··· SUPPLIED MATERIAL ···

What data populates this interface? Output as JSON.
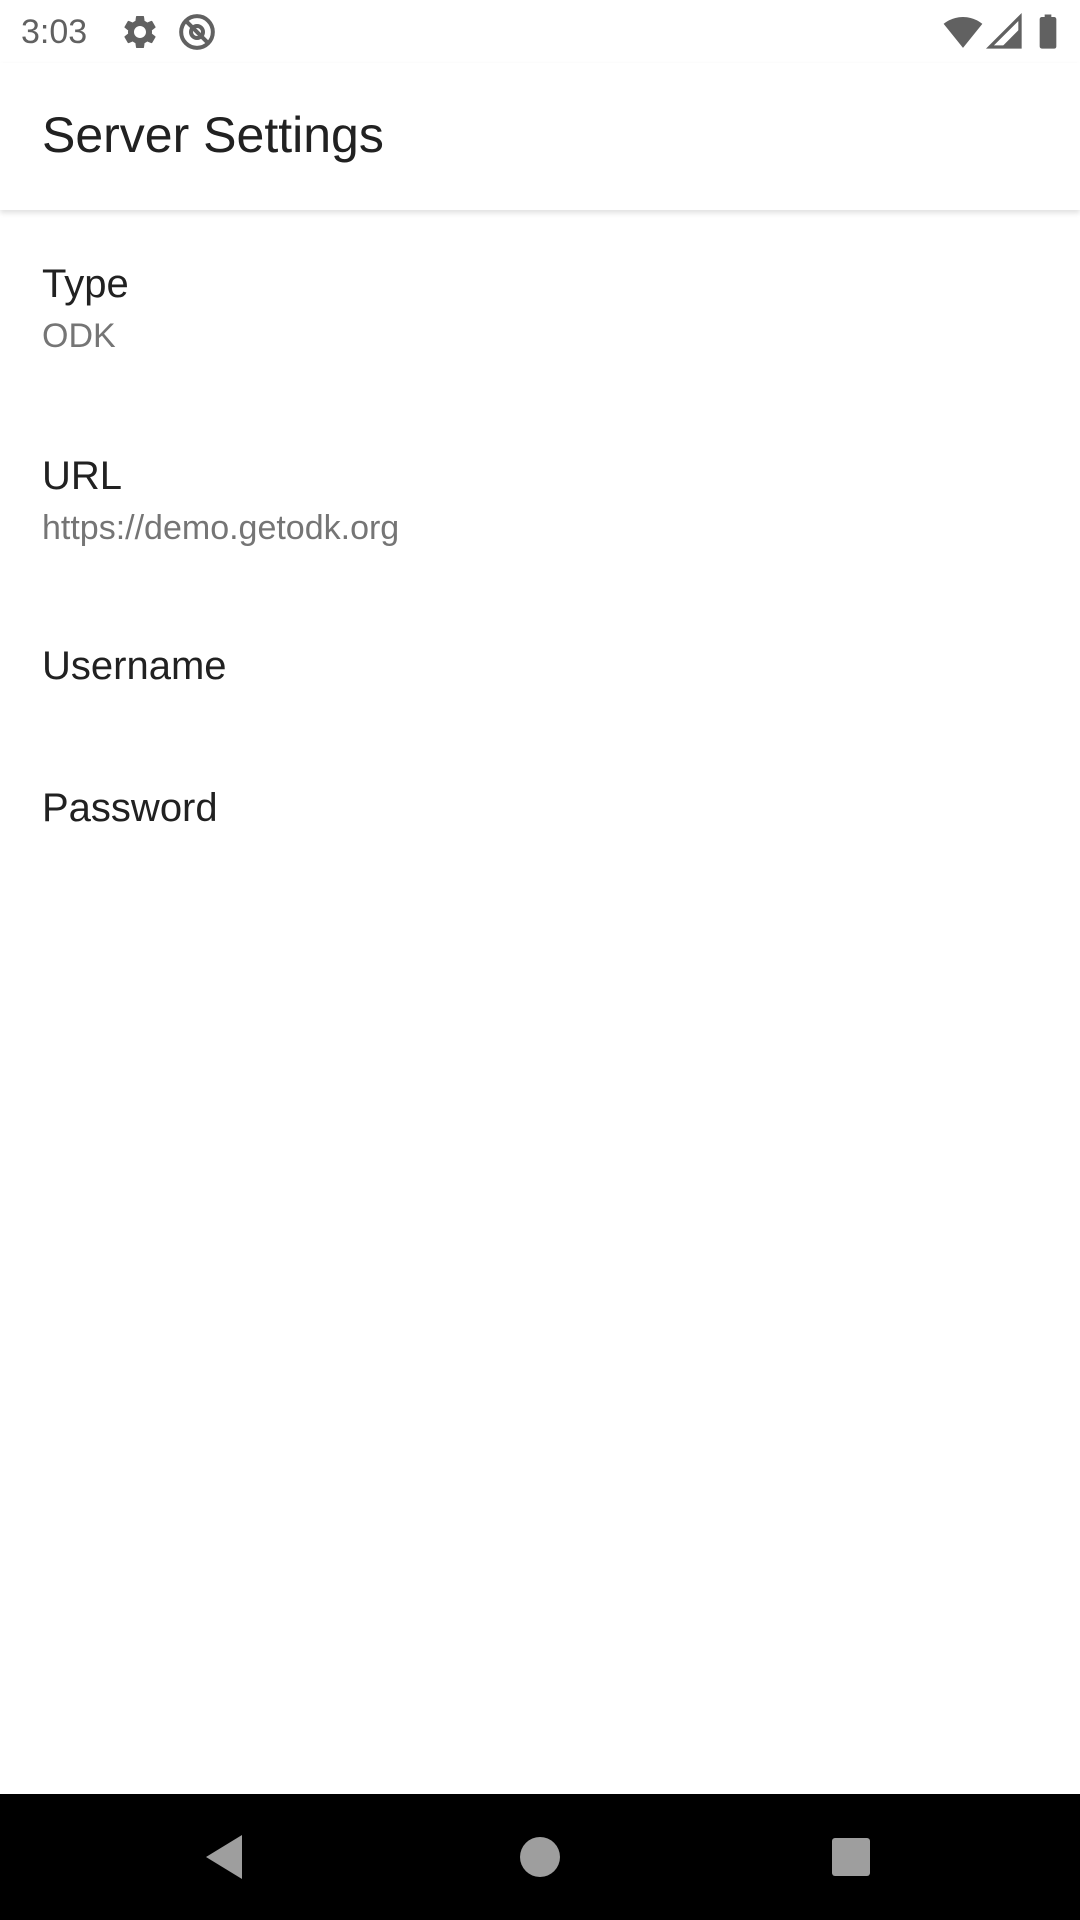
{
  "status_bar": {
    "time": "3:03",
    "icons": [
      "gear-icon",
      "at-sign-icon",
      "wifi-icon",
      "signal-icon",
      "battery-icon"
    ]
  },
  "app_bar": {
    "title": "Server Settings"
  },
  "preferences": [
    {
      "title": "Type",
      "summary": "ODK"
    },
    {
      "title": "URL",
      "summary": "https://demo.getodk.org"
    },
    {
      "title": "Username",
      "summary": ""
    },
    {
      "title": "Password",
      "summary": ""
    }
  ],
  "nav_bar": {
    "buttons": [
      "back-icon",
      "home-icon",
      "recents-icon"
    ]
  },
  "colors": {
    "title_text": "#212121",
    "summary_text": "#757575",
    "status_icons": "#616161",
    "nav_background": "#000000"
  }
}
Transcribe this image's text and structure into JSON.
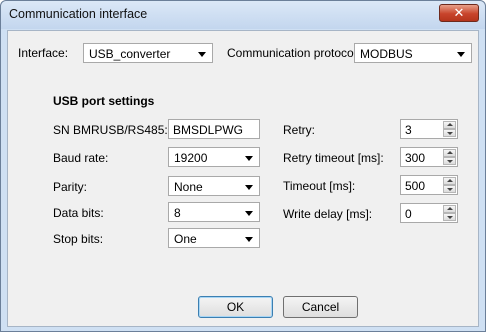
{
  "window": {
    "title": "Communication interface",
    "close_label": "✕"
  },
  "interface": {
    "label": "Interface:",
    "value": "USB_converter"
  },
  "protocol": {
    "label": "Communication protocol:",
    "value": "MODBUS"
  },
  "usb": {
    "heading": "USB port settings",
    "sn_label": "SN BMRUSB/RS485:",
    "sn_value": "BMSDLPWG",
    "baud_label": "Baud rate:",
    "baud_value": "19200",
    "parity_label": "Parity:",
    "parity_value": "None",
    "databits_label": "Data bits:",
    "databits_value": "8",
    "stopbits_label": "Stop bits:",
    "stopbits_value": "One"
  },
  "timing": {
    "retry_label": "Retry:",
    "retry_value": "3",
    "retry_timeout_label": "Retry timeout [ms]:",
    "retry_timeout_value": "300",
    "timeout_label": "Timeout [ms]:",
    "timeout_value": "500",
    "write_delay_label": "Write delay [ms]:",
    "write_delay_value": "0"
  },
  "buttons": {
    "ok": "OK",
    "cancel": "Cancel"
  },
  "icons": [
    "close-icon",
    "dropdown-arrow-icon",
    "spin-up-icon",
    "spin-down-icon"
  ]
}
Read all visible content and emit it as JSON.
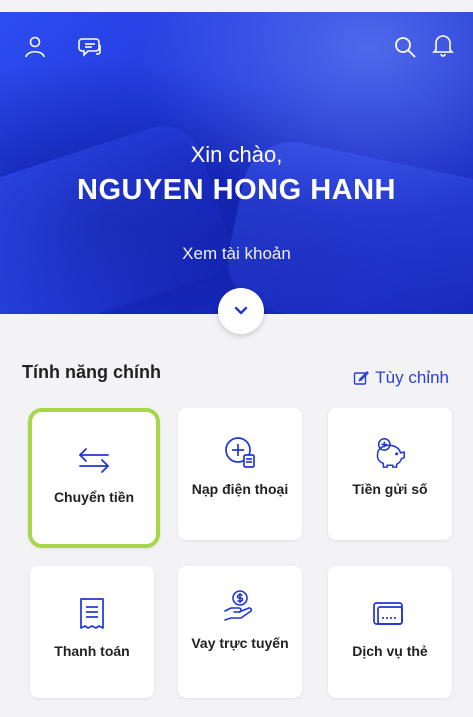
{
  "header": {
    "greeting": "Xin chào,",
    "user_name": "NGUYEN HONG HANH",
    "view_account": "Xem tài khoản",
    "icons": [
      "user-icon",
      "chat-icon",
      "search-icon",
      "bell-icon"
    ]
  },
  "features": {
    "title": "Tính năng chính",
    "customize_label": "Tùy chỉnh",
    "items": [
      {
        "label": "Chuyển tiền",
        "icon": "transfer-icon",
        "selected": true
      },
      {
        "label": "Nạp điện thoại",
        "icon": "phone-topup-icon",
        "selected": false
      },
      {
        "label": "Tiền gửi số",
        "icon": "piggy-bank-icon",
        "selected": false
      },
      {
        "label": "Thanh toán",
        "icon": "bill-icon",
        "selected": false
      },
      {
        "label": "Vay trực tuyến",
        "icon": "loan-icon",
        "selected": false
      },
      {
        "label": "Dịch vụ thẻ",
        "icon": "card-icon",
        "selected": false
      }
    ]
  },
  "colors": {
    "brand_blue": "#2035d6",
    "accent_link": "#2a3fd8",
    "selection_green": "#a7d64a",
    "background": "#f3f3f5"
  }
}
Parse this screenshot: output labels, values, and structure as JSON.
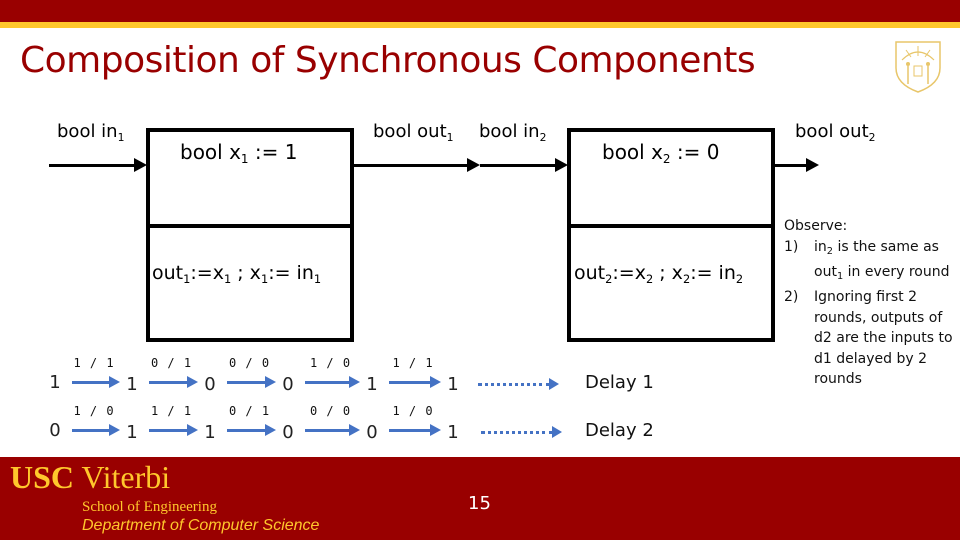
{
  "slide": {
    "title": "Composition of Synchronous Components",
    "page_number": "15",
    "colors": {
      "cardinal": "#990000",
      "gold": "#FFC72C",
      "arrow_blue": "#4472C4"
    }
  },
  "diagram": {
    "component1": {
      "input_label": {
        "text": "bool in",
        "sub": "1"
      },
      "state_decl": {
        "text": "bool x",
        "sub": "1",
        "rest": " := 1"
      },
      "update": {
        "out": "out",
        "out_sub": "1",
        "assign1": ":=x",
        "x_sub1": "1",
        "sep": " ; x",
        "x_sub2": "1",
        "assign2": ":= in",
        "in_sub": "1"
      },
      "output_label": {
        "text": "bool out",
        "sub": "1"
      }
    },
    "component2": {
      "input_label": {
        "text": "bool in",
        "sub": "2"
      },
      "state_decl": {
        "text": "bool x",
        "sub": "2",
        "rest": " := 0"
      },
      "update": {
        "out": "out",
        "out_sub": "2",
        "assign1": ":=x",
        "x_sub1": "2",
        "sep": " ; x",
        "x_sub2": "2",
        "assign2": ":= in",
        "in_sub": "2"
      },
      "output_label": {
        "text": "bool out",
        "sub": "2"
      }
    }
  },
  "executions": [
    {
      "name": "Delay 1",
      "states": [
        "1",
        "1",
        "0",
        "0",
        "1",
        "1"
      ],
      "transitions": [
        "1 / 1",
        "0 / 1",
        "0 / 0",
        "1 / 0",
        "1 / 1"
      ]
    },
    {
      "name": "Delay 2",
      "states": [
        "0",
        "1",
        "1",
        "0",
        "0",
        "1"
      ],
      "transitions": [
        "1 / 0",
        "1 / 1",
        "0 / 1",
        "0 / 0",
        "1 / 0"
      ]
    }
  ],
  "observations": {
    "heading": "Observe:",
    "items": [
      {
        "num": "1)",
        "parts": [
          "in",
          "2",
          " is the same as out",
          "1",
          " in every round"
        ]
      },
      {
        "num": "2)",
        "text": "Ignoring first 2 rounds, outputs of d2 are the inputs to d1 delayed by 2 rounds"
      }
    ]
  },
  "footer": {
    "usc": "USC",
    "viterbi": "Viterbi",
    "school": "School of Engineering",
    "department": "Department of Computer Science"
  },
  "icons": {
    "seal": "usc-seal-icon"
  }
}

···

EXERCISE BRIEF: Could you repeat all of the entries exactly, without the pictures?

EXERCISE OUTPUT:
What data populates this interface? Output as JSON.
{
  "status_bar": {
    "time": "3:03",
    "icons": [
      "gear-icon",
      "at-sign-icon",
      "wifi-icon",
      "signal-icon",
      "battery-icon"
    ]
  },
  "app_bar": {
    "title": "Server Settings"
  },
  "preferences": [
    {
      "title": "Type",
      "summary": "ODK"
    },
    {
      "title": "URL",
      "summary": "https://demo.getodk.org"
    },
    {
      "title": "Username",
      "summary": ""
    },
    {
      "title": "Password",
      "summary": ""
    }
  ],
  "nav_bar": {
    "buttons": [
      "back-icon",
      "home-icon",
      "recents-icon"
    ]
  },
  "colors": {
    "title_text": "#212121",
    "summary_text": "#757575",
    "status_icons": "#616161",
    "nav_background": "#000000"
  }
}
Transcribe this image's text and structure into JSON.
{
  "window": {
    "title": "Communication interface",
    "close_label": "✕"
  },
  "interface": {
    "label": "Interface:",
    "value": "USB_converter"
  },
  "protocol": {
    "label": "Communication protocol:",
    "value": "MODBUS"
  },
  "usb": {
    "heading": "USB port settings",
    "sn_label": "SN BMRUSB/RS485:",
    "sn_value": "BMSDLPWG",
    "baud_label": "Baud rate:",
    "baud_value": "19200",
    "parity_label": "Parity:",
    "parity_value": "None",
    "databits_label": "Data bits:",
    "databits_value": "8",
    "stopbits_label": "Stop bits:",
    "stopbits_value": "One"
  },
  "timing": {
    "retry_label": "Retry:",
    "retry_value": "3",
    "retry_timeout_label": "Retry timeout [ms]:",
    "retry_timeout_value": "300",
    "timeout_label": "Timeout [ms]:",
    "timeout_value": "500",
    "write_delay_label": "Write delay [ms]:",
    "write_delay_value": "0"
  },
  "buttons": {
    "ok": "OK",
    "cancel": "Cancel"
  },
  "icons": [
    "close-icon",
    "dropdown-arrow-icon",
    "spin-up-icon",
    "spin-down-icon"
  ]
}
Read all visible content and emit it as JSON.
{
  "header": {
    "greeting": "Xin chào,",
    "user_name": "NGUYEN HONG HANH",
    "view_account": "Xem tài khoản",
    "icons": [
      "user-icon",
      "chat-icon",
      "search-icon",
      "bell-icon"
    ]
  },
  "features": {
    "title": "Tính năng chính",
    "customize_label": "Tùy chỉnh",
    "items": [
      {
        "label": "Chuyển tiền",
        "icon": "transfer-icon",
        "selected": true
      },
      {
        "label": "Nạp điện thoại",
        "icon": "phone-topup-icon",
        "selected": false
      },
      {
        "label": "Tiền gửi số",
        "icon": "piggy-bank-icon",
        "selected": false
      },
      {
        "label": "Thanh toán",
        "icon": "bill-icon",
        "selected": false
      },
      {
        "label": "Vay trực tuyến",
        "icon": "loan-icon",
        "selected": false
      },
      {
        "label": "Dịch vụ thẻ",
        "icon": "card-icon",
        "selected": false
      }
    ]
  },
  "colors": {
    "brand_blue": "#2035d6",
    "accent_link": "#2a3fd8",
    "selection_green": "#a7d64a",
    "background": "#f3f3f5"
  }
}
Parse this screenshot: output labels, values, and structure as JSON.
{
  "slide": {
    "title": "Composition of Synchronous Components",
    "page_number": "15",
    "colors": {
      "cardinal": "#990000",
      "gold": "#FFC72C",
      "arrow_blue": "#4472C4"
    }
  },
  "diagram": {
    "component1": {
      "input_label": {
        "text": "bool in",
        "sub": "1"
      },
      "state_decl": {
        "text": "bool x",
        "sub": "1",
        "rest": " := 1"
      },
      "update": {
        "out": "out",
        "out_sub": "1",
        "assign1": ":=x",
        "x_sub1": "1",
        "sep": " ; x",
        "x_sub2": "1",
        "assign2": ":= in",
        "in_sub": "1"
      },
      "output_label": {
        "text": "bool out",
        "sub": "1"
      }
    },
    "component2": {
      "input_label": {
        "text": "bool in",
        "sub": "2"
      },
      "state_decl": {
        "text": "bool x",
        "sub": "2",
        "rest": " := 0"
      },
      "update": {
        "out": "out",
        "out_sub": "2",
        "assign1": ":=x",
        "x_sub1": "2",
        "sep": " ; x",
        "x_sub2": "2",
        "assign2": ":= in",
        "in_sub": "2"
      },
      "output_label": {
        "text": "bool out",
        "sub": "2"
      }
    }
  },
  "executions": [
    {
      "name": "Delay 1",
      "states": [
        "1",
        "1",
        "0",
        "0",
        "1",
        "1"
      ],
      "transitions": [
        "1 / 1",
        "0 / 1",
        "0 / 0",
        "1 / 0",
        "1 / 1"
      ]
    },
    {
      "name": "Delay 2",
      "states": [
        "0",
        "1",
        "1",
        "0",
        "0",
        "1"
      ],
      "transitions": [
        "1 / 0",
        "1 / 1",
        "0 / 1",
        "0 / 0",
        "1 / 0"
      ]
    }
  ],
  "observations": {
    "heading": "Observe:",
    "items": [
      {
        "num": "1)",
        "parts": [
          "in",
          "2",
          " is the same as out",
          "1",
          " in every round"
        ]
      },
      {
        "num": "2)",
        "text": "Ignoring first 2 rounds, outputs of d2 are the inputs to d1 delayed by 2 rounds"
      }
    ]
  },
  "footer": {
    "usc": "USC",
    "viterbi": "Viterbi",
    "school": "School of Engineering",
    "department": "Department of Computer Science"
  },
  "icons": {
    "seal": "usc-seal-icon"
  }
}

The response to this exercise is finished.